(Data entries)
--
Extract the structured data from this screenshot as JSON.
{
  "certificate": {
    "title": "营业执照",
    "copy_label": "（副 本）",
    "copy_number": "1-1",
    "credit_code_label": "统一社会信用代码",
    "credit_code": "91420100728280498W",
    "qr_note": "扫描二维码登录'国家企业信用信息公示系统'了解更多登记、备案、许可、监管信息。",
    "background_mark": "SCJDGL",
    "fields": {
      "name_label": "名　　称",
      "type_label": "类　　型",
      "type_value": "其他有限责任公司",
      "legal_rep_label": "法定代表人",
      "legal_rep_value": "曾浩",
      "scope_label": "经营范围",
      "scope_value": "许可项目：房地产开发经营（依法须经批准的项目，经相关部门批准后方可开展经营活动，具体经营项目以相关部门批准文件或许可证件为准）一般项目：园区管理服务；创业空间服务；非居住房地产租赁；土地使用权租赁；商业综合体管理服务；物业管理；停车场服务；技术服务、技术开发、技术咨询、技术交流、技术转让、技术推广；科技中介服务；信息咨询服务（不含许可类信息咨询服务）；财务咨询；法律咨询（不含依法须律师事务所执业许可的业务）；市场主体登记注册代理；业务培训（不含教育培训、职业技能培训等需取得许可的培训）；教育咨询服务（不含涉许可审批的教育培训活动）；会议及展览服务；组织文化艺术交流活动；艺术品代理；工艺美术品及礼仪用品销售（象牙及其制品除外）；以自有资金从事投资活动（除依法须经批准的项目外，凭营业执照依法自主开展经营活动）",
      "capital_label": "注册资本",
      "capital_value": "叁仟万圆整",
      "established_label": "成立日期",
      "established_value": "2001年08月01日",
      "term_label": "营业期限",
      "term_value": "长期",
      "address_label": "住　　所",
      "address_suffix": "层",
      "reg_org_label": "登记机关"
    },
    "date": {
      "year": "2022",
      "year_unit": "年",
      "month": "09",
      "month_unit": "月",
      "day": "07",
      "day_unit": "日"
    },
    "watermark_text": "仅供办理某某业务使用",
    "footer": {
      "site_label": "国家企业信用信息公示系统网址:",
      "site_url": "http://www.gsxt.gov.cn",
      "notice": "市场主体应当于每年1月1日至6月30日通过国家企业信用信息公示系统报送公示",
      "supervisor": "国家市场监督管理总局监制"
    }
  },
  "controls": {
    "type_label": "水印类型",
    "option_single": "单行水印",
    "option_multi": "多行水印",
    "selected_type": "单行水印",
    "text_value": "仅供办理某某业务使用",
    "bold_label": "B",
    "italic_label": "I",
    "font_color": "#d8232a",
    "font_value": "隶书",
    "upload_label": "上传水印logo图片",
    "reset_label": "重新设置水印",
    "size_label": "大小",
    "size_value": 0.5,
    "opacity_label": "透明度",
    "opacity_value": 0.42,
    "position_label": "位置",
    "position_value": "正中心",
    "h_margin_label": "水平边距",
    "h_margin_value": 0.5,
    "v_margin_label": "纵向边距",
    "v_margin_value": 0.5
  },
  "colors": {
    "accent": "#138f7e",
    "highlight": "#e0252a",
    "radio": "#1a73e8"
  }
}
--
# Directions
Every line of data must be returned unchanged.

# Written solution
Extract the structured data from this screenshot as JSON.
{
  "certificate": {
    "title": "营业执照",
    "copy_label": "（副 本）",
    "copy_number": "1-1",
    "credit_code_label": "统一社会信用代码",
    "credit_code": "91420100728280498W",
    "qr_note": "扫描二维码登录'国家企业信用信息公示系统'了解更多登记、备案、许可、监管信息。",
    "background_mark": "SCJDGL",
    "fields": {
      "name_label": "名　　称",
      "type_label": "类　　型",
      "type_value": "其他有限责任公司",
      "legal_rep_label": "法定代表人",
      "legal_rep_value": "曾浩",
      "scope_label": "经营范围",
      "scope_value": "许可项目：房地产开发经营（依法须经批准的项目，经相关部门批准后方可开展经营活动，具体经营项目以相关部门批准文件或许可证件为准）一般项目：园区管理服务；创业空间服务；非居住房地产租赁；土地使用权租赁；商业综合体管理服务；物业管理；停车场服务；技术服务、技术开发、技术咨询、技术交流、技术转让、技术推广；科技中介服务；信息咨询服务（不含许可类信息咨询服务）；财务咨询；法律咨询（不含依法须律师事务所执业许可的业务）；市场主体登记注册代理；业务培训（不含教育培训、职业技能培训等需取得许可的培训）；教育咨询服务（不含涉许可审批的教育培训活动）；会议及展览服务；组织文化艺术交流活动；艺术品代理；工艺美术品及礼仪用品销售（象牙及其制品除外）；以自有资金从事投资活动（除依法须经批准的项目外，凭营业执照依法自主开展经营活动）",
      "capital_label": "注册资本",
      "capital_value": "叁仟万圆整",
      "established_label": "成立日期",
      "established_value": "2001年08月01日",
      "term_label": "营业期限",
      "term_value": "长期",
      "address_label": "住　　所",
      "address_suffix": "层",
      "reg_org_label": "登记机关"
    },
    "date": {
      "year": "2022",
      "year_unit": "年",
      "month": "09",
      "month_unit": "月",
      "day": "07",
      "day_unit": "日"
    },
    "watermark_text": "仅供办理某某业务使用",
    "footer": {
      "site_label": "国家企业信用信息公示系统网址:",
      "site_url": "http://www.gsxt.gov.cn",
      "notice": "市场主体应当于每年1月1日至6月30日通过国家企业信用信息公示系统报送公示",
      "supervisor": "国家市场监督管理总局监制"
    }
  },
  "controls": {
    "type_label": "水印类型",
    "option_single": "单行水印",
    "option_multi": "多行水印",
    "selected_type": "单行水印",
    "text_value": "仅供办理某某业务使用",
    "bold_label": "B",
    "italic_label": "I",
    "font_color": "#d8232a",
    "font_value": "隶书",
    "upload_label": "上传水印logo图片",
    "reset_label": "重新设置水印",
    "size_label": "大小",
    "size_value": 0.5,
    "opacity_label": "透明度",
    "opacity_value": 0.42,
    "position_label": "位置",
    "position_value": "正中心",
    "h_margin_label": "水平边距",
    "h_margin_value": 0.5,
    "v_margin_label": "纵向边距",
    "v_margin_value": 0.5
  },
  "colors": {
    "accent": "#138f7e",
    "highlight": "#e0252a",
    "radio": "#1a73e8"
  }
}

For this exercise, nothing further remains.